Then they see the future Mr. melody_powers walking down the street. A police car pulls up next to him, and he chats with the officers inside briefly before getting in and leaving with them.
Ken Mathews thinks the police arrested him. I don't think that's how the police generally carry out arrests, Ken. Although, this is Sweet Valley, so maybe that is how they do it there. "Excuse me, Mr. Criminal, sir? Would you mind maybe putting these handcuffs on and, if it's not any trouble, getting into this police car so we can sort of, as long as it's all right with you, charge you with multiple counts of homicide? Oh, and be a dear and lock the door after you get in, okay?"
All of the kids are freaked out, but decide not to talk to their parents about what they saw. Of course not. According to Jessica, "If my mom finds out our teacher is a criminal, she'll be really angry!" Yeah, Jess, I suppose she might. But I seriously doubt she'd be angry at you.
Everyone is surprised to see Mr. Marshall back in class on Monday. Todd wonders if he escaped from jail. Oh, yeah. Because the first thing any escaped convict wants to do when they get out is teach a bunch of second graders. Ex-cons are really into multiplication tables.
Jessica is afraid Mr. Marshall will "do something bad." Like...mug the seven-year-olds, I guess. I try not to follow Jessica's thought processes. That way madness lies. Anyway, all the kids are super paranoid all day because they're terrified he's going to kidnap the class hamsters or look in Mrs. Becker's forbidden drawer or whatever the hell they think a felon on the run from the law will do in a grade school.
On the way home, Steven catches up with the twins and he and Jessica talk about setting a trap to catch Mr. Marshall. I'm picturing Home Alone, but those two geniuses are probably thinking more along the lines of propping up a cardboard box with a stick tied to some string, then putting an apple inside as bait.
Liz actually acts sensible for once and points out how unlikely it would be for Mr. Marshall to continue teaching if he'd escaped from prison. Unfortunately, Jess and Steven pretty much tell her to shut up, and she does. So close.
At recess the next day, Lila is teaching the girls how to give themselves tattoos. Now, just how wrong does that sound? They're just doing the kind where you draw something in ink on a paper, then lick your skin and press the paper against it so the ink will come off on your skin. Still, the thought of Lila as a tattoo artist is kind of badass.
Suddenly, a police car pulls into the parking lot! The kids race to Mrs. Becker's classroom to see the "showdown!" I cheer because there are only two chapters left in this increasingly ridiculous book!
Inside, Mr. Marshall is talking to a policeman, and he tells the students to take their seats. He announces that it is his last day teaching them, and we come to the most implausible twist of the entire book.

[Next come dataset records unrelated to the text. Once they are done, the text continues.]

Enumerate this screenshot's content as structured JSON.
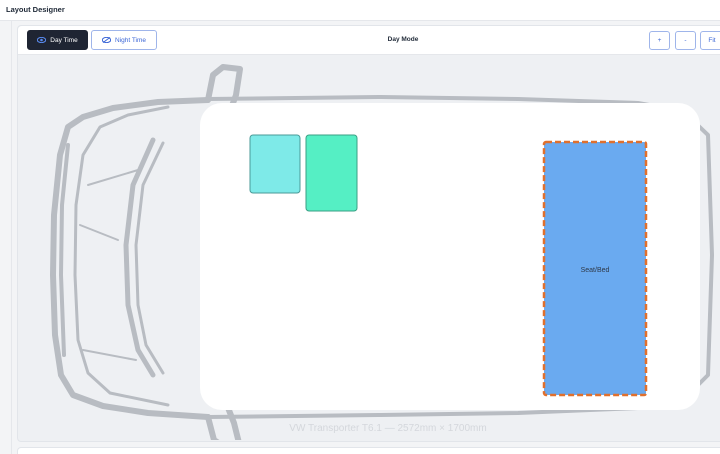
{
  "app": {
    "title": "Layout Designer"
  },
  "toolbar": {
    "day_label": "Day Time",
    "night_label": "Night Time",
    "mode_label": "Day Mode",
    "zoom_in_label": "+",
    "zoom_out_label": "-",
    "fit_label": "Fit"
  },
  "canvas": {
    "vehicle_label": "VW Transporter T6.1 — 2572mm × 1700mm",
    "items": [
      {
        "label": "",
        "color": "#7eeae8"
      },
      {
        "label": "",
        "color": "#55efc4"
      },
      {
        "label": "Seat/Bed",
        "color": "#6aaaf0",
        "selected_outline": "#e0702d"
      }
    ]
  },
  "colors": {
    "accent": "#3b66d6",
    "dark": "#1f2533",
    "van_outline": "#b8bcc2"
  }
}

Mr. Marshall, the only adult in Sweet Valley with an I.Q. higher than the average tree, is actually a cop! Not just a competent adult, but a competent member of Sweet Valley's police force! I think I need to go lie down for a minute.
All of the kids are completely blown away by this perfectly simple explanation that anyone with half a brain could have seen coming, and Mr. Marshall is never heard from again. He must have left town, because I bet he'd never have allowed any of that crap with Margo or William White or the other hundred and thirty-seven criminal activities that could have been prevented by the slightest shred of common sense.

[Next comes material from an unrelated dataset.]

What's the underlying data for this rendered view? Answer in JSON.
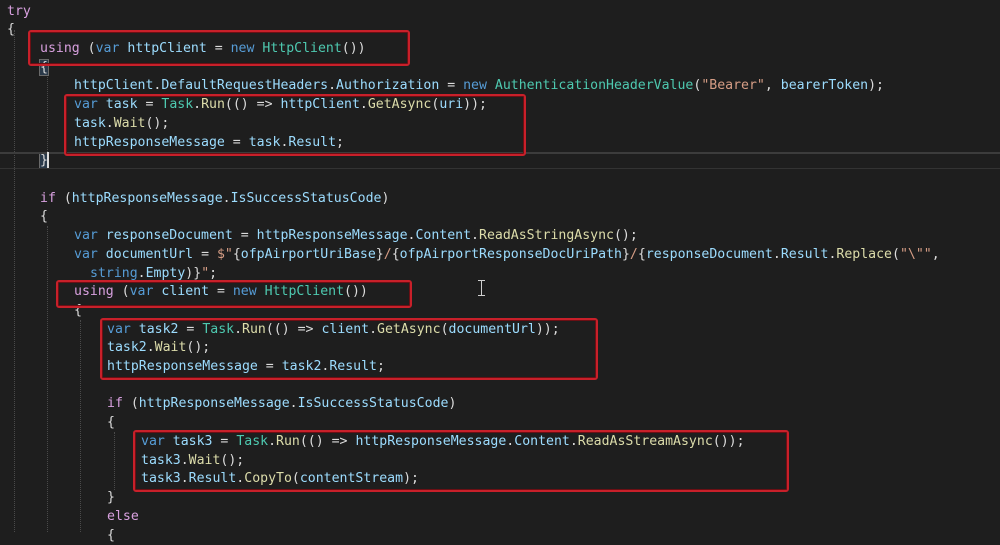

Mrs. Becker is back the next day, feeling much better. I think it would serve her right if half her students came to class with the flu and she caught it all over again. Stupid germ spreader.

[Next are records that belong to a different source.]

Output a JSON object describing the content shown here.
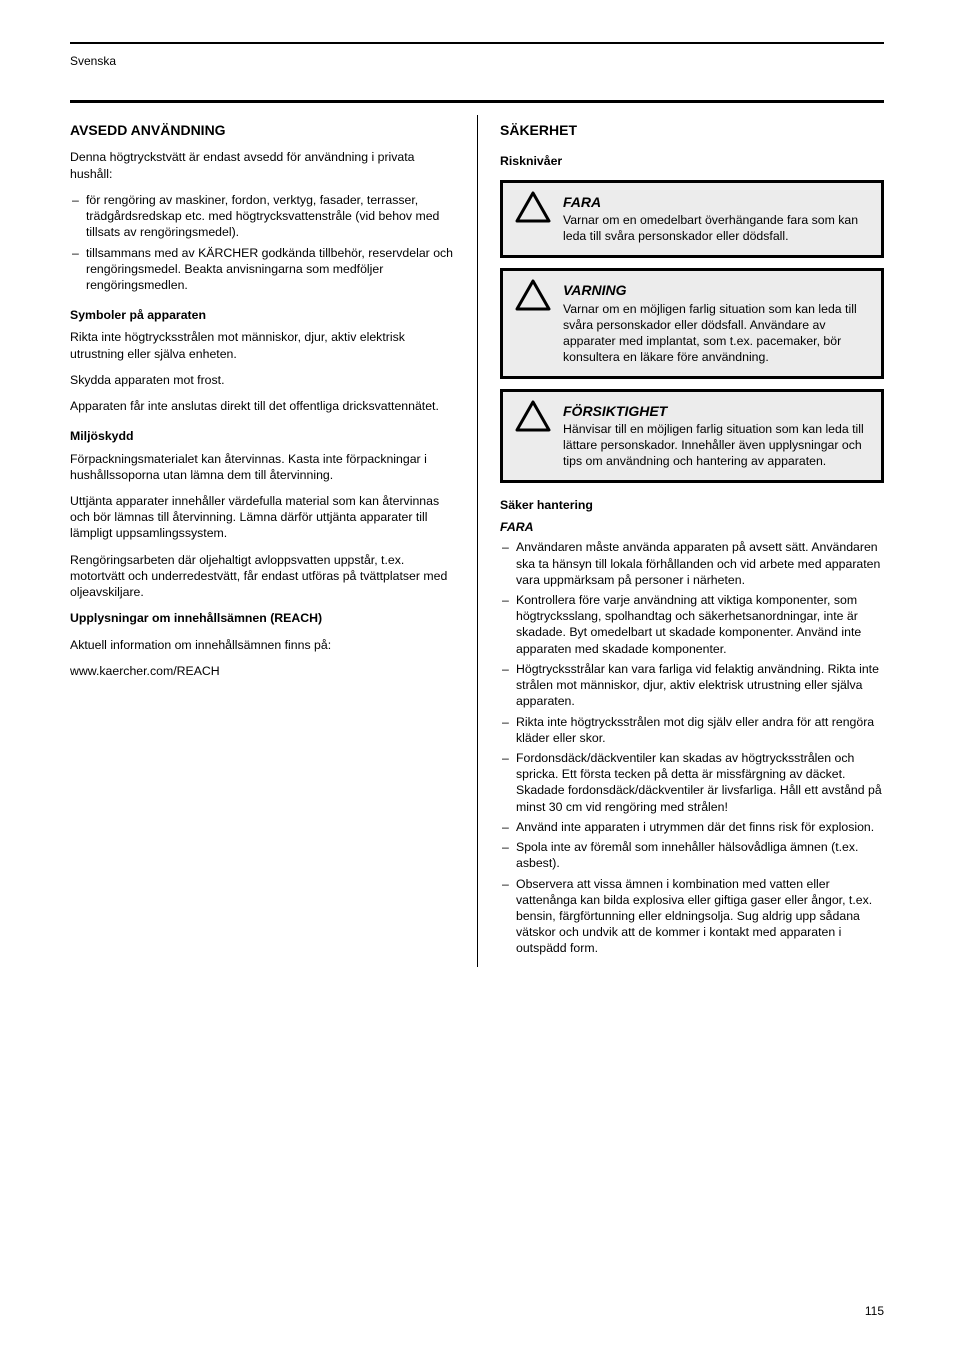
{
  "header": {
    "label": "Svenska"
  },
  "page_number": "115",
  "left": {
    "title": "AVSEDD ANVÄNDNING",
    "p1": "Denna högtryckstvätt är endast avsedd för användning i privata hushåll:",
    "li1": "för rengöring av maskiner, fordon, verktyg, fasader, terrasser, trädgårdsredskap etc. med högtrycksvattenstråle (vid behov med tillsats av rengöringsmedel).",
    "li2": "tillsammans med av KÄRCHER godkända tillbehör, reservdelar och rengöringsmedel. Beakta anvisningarna som medföljer rengöringsmedlen.",
    "sub1": "Symboler på apparaten",
    "p2": "Rikta inte högtrycksstrålen mot människor, djur, aktiv elektrisk utrustning eller själva enheten.",
    "p3": "Skydda apparaten mot frost.",
    "p4": "Apparaten får inte anslutas direkt till det offentliga dricksvattennätet.",
    "sub2": "Miljöskydd",
    "p5": "Förpackningsmaterialet kan återvinnas. Kasta inte förpackningar i hushållssoporna utan lämna dem till återvinning.",
    "p6": "Uttjänta apparater innehåller värdefulla material som kan återvinnas och bör lämnas till återvinning. Lämna därför uttjänta apparater till lämpligt uppsamlingssystem.",
    "p7": "Rengöringsarbeten där oljehaltigt avloppsvatten uppstår, t.ex. motortvätt och underredestvätt, får endast utföras på tvättplatser med oljeavskiljare.",
    "noteLabel": "Upplysningar om innehållsämnen (REACH)",
    "p8": "Aktuell information om innehållsämnen finns på:",
    "p9": "www.kaercher.com/REACH"
  },
  "right": {
    "title": "SÄKERHET",
    "sub1": "Risknivåer",
    "warn1": {
      "title": "FARA",
      "text": "Varnar om en omedelbart överhängande fara som kan leda till svåra personskador eller dödsfall."
    },
    "warn2": {
      "title": "VARNING",
      "text": "Varnar om en möjligen farlig situation som kan leda till svåra personskador eller dödsfall. Användare av apparater med implantat, som t.ex. pacemaker, bör konsultera en läkare före användning."
    },
    "warn3": {
      "title": "FÖRSIKTIGHET",
      "text": "Hänvisar till en möjligen farlig situation som kan leda till lättare personskador. Innehåller även upplysningar och tips om användning och hantering av apparaten."
    },
    "sub2": "Säker hantering",
    "dangerHead": "FARA",
    "li1": "Användaren måste använda apparaten på avsett sätt. Användaren ska ta hänsyn till lokala förhållanden och vid arbete med apparaten vara uppmärksam på personer i närheten.",
    "li2": "Kontrollera före varje användning att viktiga komponenter, som högtrycksslang, spolhandtag och säkerhetsanordningar, inte är skadade. Byt omedelbart ut skadade komponenter. Använd inte apparaten med skadade komponenter.",
    "li3": "Högtrycksstrålar kan vara farliga vid felaktig användning. Rikta inte strålen mot människor, djur, aktiv elektrisk utrustning eller själva apparaten.",
    "li4": "Rikta inte högtrycksstrålen mot dig själv eller andra för att rengöra kläder eller skor.",
    "li5": "Fordonsdäck/däckventiler kan skadas av högtrycksstrålen och spricka. Ett första tecken på detta är missfärgning av däcket. Skadade fordonsdäck/däckventiler är livsfarliga. Håll ett avstånd på minst 30 cm vid rengöring med strålen!",
    "li6": "Använd inte apparaten i utrymmen där det finns risk för explosion.",
    "li7": "Spola inte av föremål som innehåller hälsovådliga ämnen (t.ex. asbest).",
    "li8": "Observera att vissa ämnen i kombination med vatten eller vattenånga kan bilda explosiva eller giftiga gaser eller ångor, t.ex. bensin, färgförtunning eller eldningsolja. Sug aldrig upp sådana vätskor och undvik att de kommer i kontakt med apparaten i outspädd form."
  }
}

She tells the class she has an announcement: a new student from Jamaica will be joining their class, and her name is Eva. The class forgets all about my beloved Mr. Marshall as they prepare for Elizabeth's Valentine.
Farewell, Mr. Marshall. I'll always treasure what could have been. Say hi to Todd's sisterbrother for me, okay?